This is not a balanced curriculum and is heavily weighted towards Maori history and an understanding of Maori tikanga, customs and terminology. There seems to be a very strong political agenda in these curriculum proposals which is calculated and dishonest.
Important ideas and structure
Students like to know what they are going to study. As a teacher I would give learners a copy of the prescription because in those days there was a clear outline of the content, important objectives, skills and key terms.
If “big ideas” are to be seen as a basis for the new curriculum, here are some suggestions which also include content coverage. This is not a comprehensive list.
·New Zealand is a nation of immigrants who have arrived at different times.
·The early Pacific Island immigrants were mainly hunters and gatherers who lived as different tribes across the country.
·The tribes were often at war with one another and practiced cannibalism and slavery.
·James Cook and other European explorers made the existence and resources of New Zealand known to the world.
·The 1800 - 1840 musket wars between the native tribes dramatically reduced their population.
·There was no united New Zealand nation before 1840.
·The British reluctantly took on New Zealand as a colony and made a treaty with the native peoples and settlers which was as far-sighted as any in human history.
·There was conflict between the government and a minority of northern and central North Island Maori tribes in the 1840s and 1860s.
·More Maori supported the government in these campaigns than opposed them.
·British and other settlers transformed the landscape and economy to develop farms, industries, infrastructure, towns and cities.
·Gold rushes and immigration schemes increased the country’s population.
·The Liberal government from 1891 passed a range of laws making New Zealand a fairer society.
·A welfare state was started by the Liberals, expanded by the Labour governments from 1935 on and added to by governments after World War Two.
·Two Depressions and World Wars affected all New Zealanders.
·Maori New Zealanders generally benefited greatly for colonization but there have been social problems and economic disparities.
·All ethnic groups have provided inspirational leaders who have contributed to the development of national identity and the reputation of the country.
·Rural – urban drift after World War Two saw thousands of Maori move to the cities.
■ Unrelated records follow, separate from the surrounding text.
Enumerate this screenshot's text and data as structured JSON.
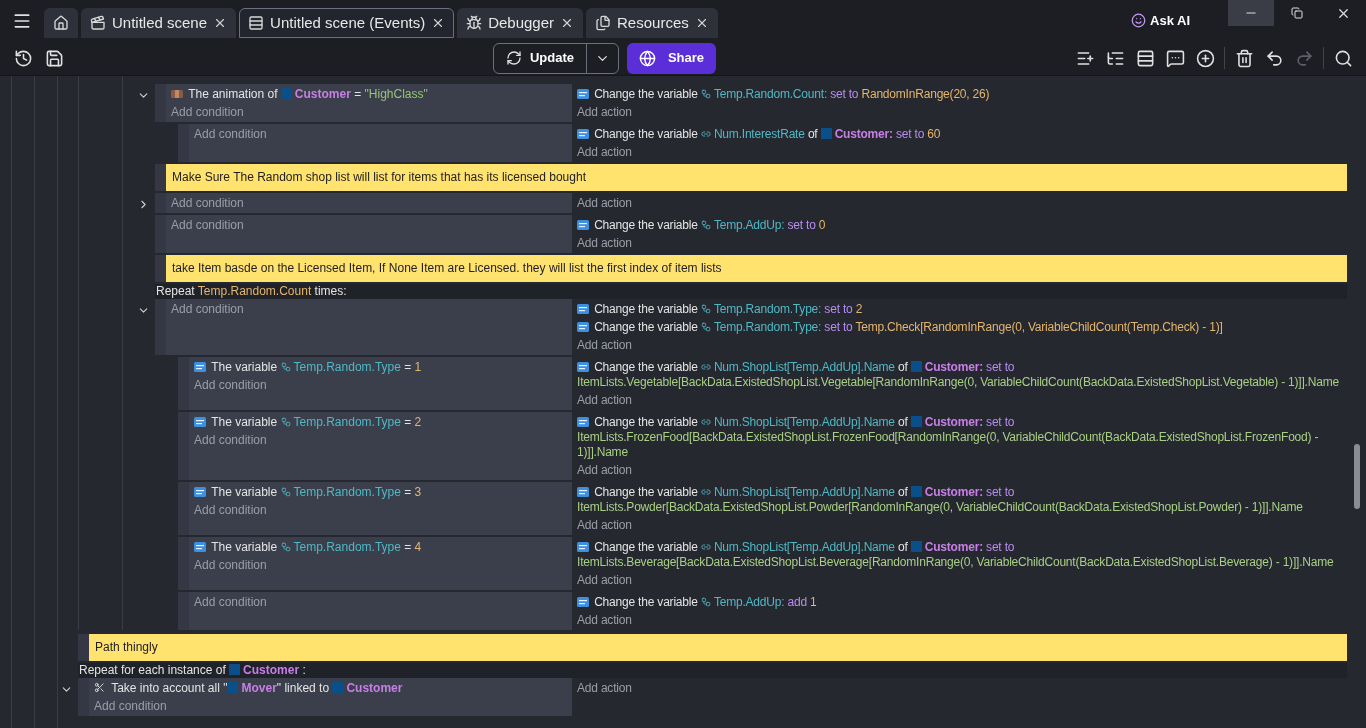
{
  "tabs": [
    {
      "kind": "home",
      "selected": false
    },
    {
      "kind": "scene",
      "label": "Untitled scene",
      "selected": false
    },
    {
      "kind": "events",
      "label": "Untitled scene (Events)",
      "selected": true
    },
    {
      "kind": "debugger",
      "label": "Debugger",
      "selected": false
    },
    {
      "kind": "resources",
      "label": "Resources",
      "selected": false
    }
  ],
  "ask_ai": "Ask AI",
  "toolbar": {
    "update": "Update",
    "share": "Share",
    "redo_disabled": true
  },
  "upper_events": [
    {
      "kind": "event",
      "expanded": true,
      "conditions": [
        {
          "kind": "animation",
          "tokens": [
            {
              "kind": "text",
              "s": "The animation of"
            },
            {
              "kind": "obj",
              "s": "Customer"
            },
            {
              "kind": "text",
              "s": "="
            },
            {
              "kind": "str",
              "s": "\"HighClass\""
            }
          ]
        }
      ],
      "actions": [
        {
          "kind": "variable",
          "tokens": [
            {
              "kind": "text",
              "s": "Change the variable"
            },
            {
              "kind": "svar",
              "s": "Temp.Random.Count:"
            },
            {
              "kind": "kw",
              "s": "set to"
            },
            {
              "kind": "num",
              "s": "RandomInRange(20, 26)"
            }
          ]
        }
      ],
      "add_condition": "Add condition",
      "add_action": "Add action",
      "children": [
        {
          "kind": "event",
          "actions": [
            {
              "kind": "variable",
              "tokens": [
                {
                  "kind": "text",
                  "s": "Change the variable"
                },
                {
                  "kind": "ovar",
                  "s": "Num.InterestRate"
                },
                {
                  "kind": "text",
                  "s": "of"
                },
                {
                  "kind": "obj",
                  "s": "Customer:"
                },
                {
                  "kind": "kw",
                  "s": "set to"
                },
                {
                  "kind": "num",
                  "s": "60"
                }
              ]
            }
          ],
          "add_condition": "Add condition",
          "add_action": "Add action"
        }
      ]
    },
    {
      "kind": "comment",
      "text": "Make Sure The Random shop list will list for items that has its licensed bought"
    },
    {
      "kind": "event",
      "expanded": false,
      "add_condition": "Add condition",
      "add_action": "Add action"
    },
    {
      "kind": "event",
      "actions": [
        {
          "kind": "variable",
          "tokens": [
            {
              "kind": "text",
              "s": "Change the variable"
            },
            {
              "kind": "svar",
              "s": "Temp.AddUp:"
            },
            {
              "kind": "kw",
              "s": "set to"
            },
            {
              "kind": "num",
              "s": "0"
            }
          ]
        }
      ],
      "add_condition": "Add condition",
      "add_action": "Add action"
    },
    {
      "kind": "comment",
      "text": "take Item basde on the Licensed Item, If None Item are Licensed. they will list the first index of item lists"
    },
    {
      "kind": "event",
      "expanded": true,
      "header": [
        {
          "kind": "text",
          "s": "Repeat"
        },
        {
          "kind": "num",
          "s": "Temp.Random.Count"
        },
        {
          "kind": "text",
          "s": "times:"
        }
      ],
      "actions": [
        {
          "kind": "variable",
          "tokens": [
            {
              "kind": "text",
              "s": "Change the variable"
            },
            {
              "kind": "svar",
              "s": "Temp.Random.Type:"
            },
            {
              "kind": "kw",
              "s": "set to"
            },
            {
              "kind": "num",
              "s": "2"
            }
          ]
        },
        {
          "kind": "variable",
          "tokens": [
            {
              "kind": "text",
              "s": "Change the variable"
            },
            {
              "kind": "svar",
              "s": "Temp.Random.Type:"
            },
            {
              "kind": "kw",
              "s": "set to"
            },
            {
              "kind": "num",
              "s": "Temp.Check[RandomInRange(0, VariableChildCount(Temp.Check) - 1)]"
            }
          ]
        }
      ],
      "add_condition": "Add condition",
      "add_action": "Add action",
      "children": [
        {
          "kind": "event",
          "conditions": [
            {
              "kind": "variable",
              "tokens": [
                {
                  "kind": "text",
                  "s": "The variable"
                },
                {
                  "kind": "svar",
                  "s": "Temp.Random.Type"
                },
                {
                  "kind": "text",
                  "s": "="
                },
                {
                  "kind": "num",
                  "s": "1"
                }
              ]
            }
          ],
          "actions": [
            {
              "kind": "variable",
              "tokens": [
                {
                  "kind": "text",
                  "s": "Change the variable"
                },
                {
                  "kind": "ovar",
                  "s": "Num.ShopList[Temp.AddUp].Name"
                },
                {
                  "kind": "text",
                  "s": "of"
                },
                {
                  "kind": "obj",
                  "s": "Customer:"
                },
                {
                  "kind": "kw",
                  "s": "set to"
                },
                {
                  "kind": "expr",
                  "s": "ItemLists.Vegetable[BackData.ExistedShopList.Vegetable[RandomInRange(0, VariableChildCount(BackData.ExistedShopList.Vegetable) - 1)]].Name"
                }
              ]
            }
          ],
          "add_condition": "Add condition",
          "add_action": "Add action"
        },
        {
          "kind": "event",
          "conditions": [
            {
              "kind": "variable",
              "tokens": [
                {
                  "kind": "text",
                  "s": "The variable"
                },
                {
                  "kind": "svar",
                  "s": "Temp.Random.Type"
                },
                {
                  "kind": "text",
                  "s": "="
                },
                {
                  "kind": "num",
                  "s": "2"
                }
              ]
            }
          ],
          "actions": [
            {
              "kind": "variable",
              "tokens": [
                {
                  "kind": "text",
                  "s": "Change the variable"
                },
                {
                  "kind": "ovar",
                  "s": "Num.ShopList[Temp.AddUp].Name"
                },
                {
                  "kind": "text",
                  "s": "of"
                },
                {
                  "kind": "obj",
                  "s": "Customer:"
                },
                {
                  "kind": "kw",
                  "s": "set to"
                },
                {
                  "kind": "expr",
                  "s": "ItemLists.FrozenFood[BackData.ExistedShopList.FrozenFood[RandomInRange(0, VariableChildCount(BackData.ExistedShopList.FrozenFood) - 1)]].Name"
                }
              ]
            }
          ],
          "add_condition": "Add condition",
          "add_action": "Add action"
        },
        {
          "kind": "event",
          "conditions": [
            {
              "kind": "variable",
              "tokens": [
                {
                  "kind": "text",
                  "s": "The variable"
                },
                {
                  "kind": "svar",
                  "s": "Temp.Random.Type"
                },
                {
                  "kind": "text",
                  "s": "="
                },
                {
                  "kind": "num",
                  "s": "3"
                }
              ]
            }
          ],
          "actions": [
            {
              "kind": "variable",
              "tokens": [
                {
                  "kind": "text",
                  "s": "Change the variable"
                },
                {
                  "kind": "ovar",
                  "s": "Num.ShopList[Temp.AddUp].Name"
                },
                {
                  "kind": "text",
                  "s": "of"
                },
                {
                  "kind": "obj",
                  "s": "Customer:"
                },
                {
                  "kind": "kw",
                  "s": "set to"
                },
                {
                  "kind": "expr",
                  "s": "ItemLists.Powder[BackData.ExistedShopList.Powder[RandomInRange(0, VariableChildCount(BackData.ExistedShopList.Powder) - 1)]].Name"
                }
              ]
            }
          ],
          "add_condition": "Add condition",
          "add_action": "Add action"
        },
        {
          "kind": "event",
          "conditions": [
            {
              "kind": "variable",
              "tokens": [
                {
                  "kind": "text",
                  "s": "The variable"
                },
                {
                  "kind": "svar",
                  "s": "Temp.Random.Type"
                },
                {
                  "kind": "text",
                  "s": "="
                },
                {
                  "kind": "num",
                  "s": "4"
                }
              ]
            }
          ],
          "actions": [
            {
              "kind": "variable",
              "tokens": [
                {
                  "kind": "text",
                  "s": "Change the variable"
                },
                {
                  "kind": "ovar",
                  "s": "Num.ShopList[Temp.AddUp].Name"
                },
                {
                  "kind": "text",
                  "s": "of"
                },
                {
                  "kind": "obj",
                  "s": "Customer:"
                },
                {
                  "kind": "kw",
                  "s": "set to"
                },
                {
                  "kind": "expr",
                  "s": "ItemLists.Beverage[BackData.ExistedShopList.Beverage[RandomInRange(0, VariableChildCount(BackData.ExistedShopList.Beverage) - 1)]].Name"
                }
              ]
            }
          ],
          "add_condition": "Add condition",
          "add_action": "Add action"
        },
        {
          "kind": "event",
          "actions": [
            {
              "kind": "variable",
              "tokens": [
                {
                  "kind": "text",
                  "s": "Change the variable"
                },
                {
                  "kind": "svar",
                  "s": "Temp.AddUp:"
                },
                {
                  "kind": "kw",
                  "s": "add"
                },
                {
                  "kind": "num",
                  "s": "1"
                }
              ]
            }
          ],
          "add_condition": "Add condition",
          "add_action": "Add action"
        }
      ]
    }
  ],
  "lower_events": [
    {
      "kind": "comment",
      "text": "Path thingly"
    },
    {
      "kind": "event",
      "expanded": true,
      "header": [
        {
          "kind": "text",
          "s": "Repeat for each instance of"
        },
        {
          "kind": "obj",
          "s": "Customer"
        },
        {
          "kind": "text",
          "s": ":"
        }
      ],
      "conditions": [
        {
          "kind": "link",
          "tokens": [
            {
              "kind": "text",
              "s": "Take into account all \""
            },
            {
              "kind": "obj",
              "s": "Mover",
              "glue": true
            },
            {
              "kind": "text",
              "s": "\" linked to",
              "glue": true
            },
            {
              "kind": "obj",
              "s": "Customer"
            }
          ]
        }
      ],
      "add_condition": "Add condition",
      "add_action": "Add action"
    }
  ]
}
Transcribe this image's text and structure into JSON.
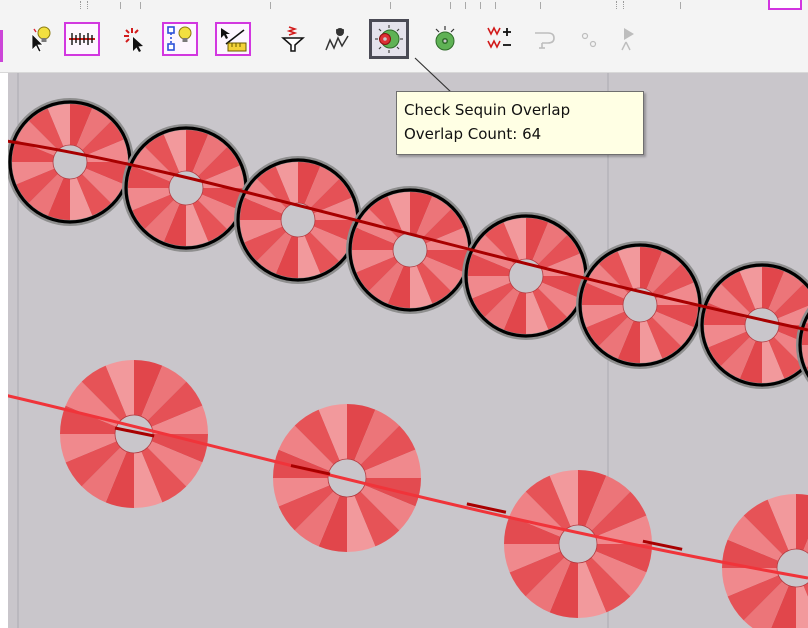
{
  "toolbar": {
    "buttons": [
      {
        "name": "select-pointer-tool",
        "icon": "pointer-bulb-icon"
      },
      {
        "name": "ruler-tool",
        "icon": "ruler-icon"
      },
      {
        "name": "sparkle-select-tool",
        "icon": "sparkle-cursor-icon"
      },
      {
        "name": "node-bulb-tool",
        "icon": "node-bulb-icon"
      },
      {
        "name": "measure-tool",
        "icon": "measure-icon"
      },
      {
        "name": "filter-tool",
        "icon": "filter-funnel-icon"
      },
      {
        "name": "path-tool",
        "icon": "path-zigzag-icon"
      },
      {
        "name": "check-sequin-overlap-button",
        "icon": "sequin-overlap-icon"
      },
      {
        "name": "sequin-tool",
        "icon": "sequin-icon"
      },
      {
        "name": "stitch-plus-minus-tool",
        "icon": "stitch-plus-minus-icon"
      },
      {
        "name": "connect-tool",
        "icon": "connect-icon"
      },
      {
        "name": "dots-tool",
        "icon": "dots-icon"
      },
      {
        "name": "flag-cursor-tool",
        "icon": "flag-cursor-icon"
      }
    ]
  },
  "tooltip": {
    "title": "Check Sequin Overlap",
    "overlap_label": "Overlap Count: 64"
  },
  "colors": {
    "canvas_bg": "#c9c6cb",
    "sequin_red": "#e8585c",
    "sequin_dark_line": "#a80000",
    "overlap_outline": "#000000",
    "highlight_magenta": "#d237e0",
    "tooltip_bg": "#ffffe4"
  }
}
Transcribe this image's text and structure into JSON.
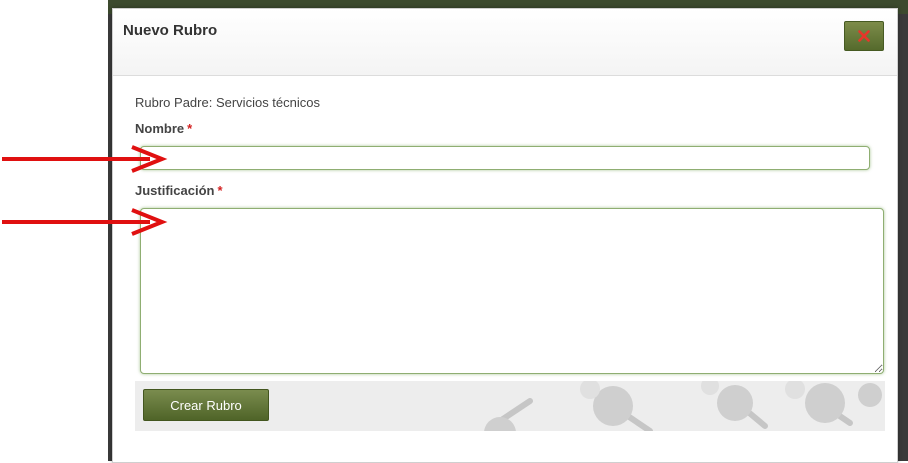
{
  "dialog": {
    "title": "Nuevo Rubro",
    "close_icon": "close-x-icon",
    "parent_label": "Rubro Padre:",
    "parent_value": "Servicios técnicos",
    "name_label": "Nombre",
    "name_value": "",
    "justification_label": "Justificación",
    "justification_value": "",
    "required_marker": "*",
    "submit_label": "Crear Rubro"
  },
  "colors": {
    "accent_green": "#5b6e2f",
    "required_red": "#d32020",
    "annotation_arrow": "#e01010"
  }
}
·Pacific Island and Asian peoples immigrated in large numbers from the 1960s on, enriching New Zealand’s culture and making a significant contribution to the economy.
·New Zealand has had an on-going close relationship with Pacific countries and the wider world involving diplomacy, alliances, military action, trade, sporting and cultural activities, foreign aid and accepting refugees.
What can be done?
If these curriculum proposals become the structure for what future 5-15 children are taught in our schools, the outcome will be a blatant exercise in indoctrination and social engineering. The vast majority of these children are non-Maori and, although the history of the Maori experience over hundreds of years has its place, it should not dominate the coverage of New Zealand history that is taught and learnt.
It is vital that as many people as possible send in submissions to make it plain to the Ministry of Education that what is currently proposed for the Years 1-10 History Curriculum is distorted, unbalanced and unacceptable.
Roger Childs is a retired teacher who taught History, Social Studies and Geography for 40 years.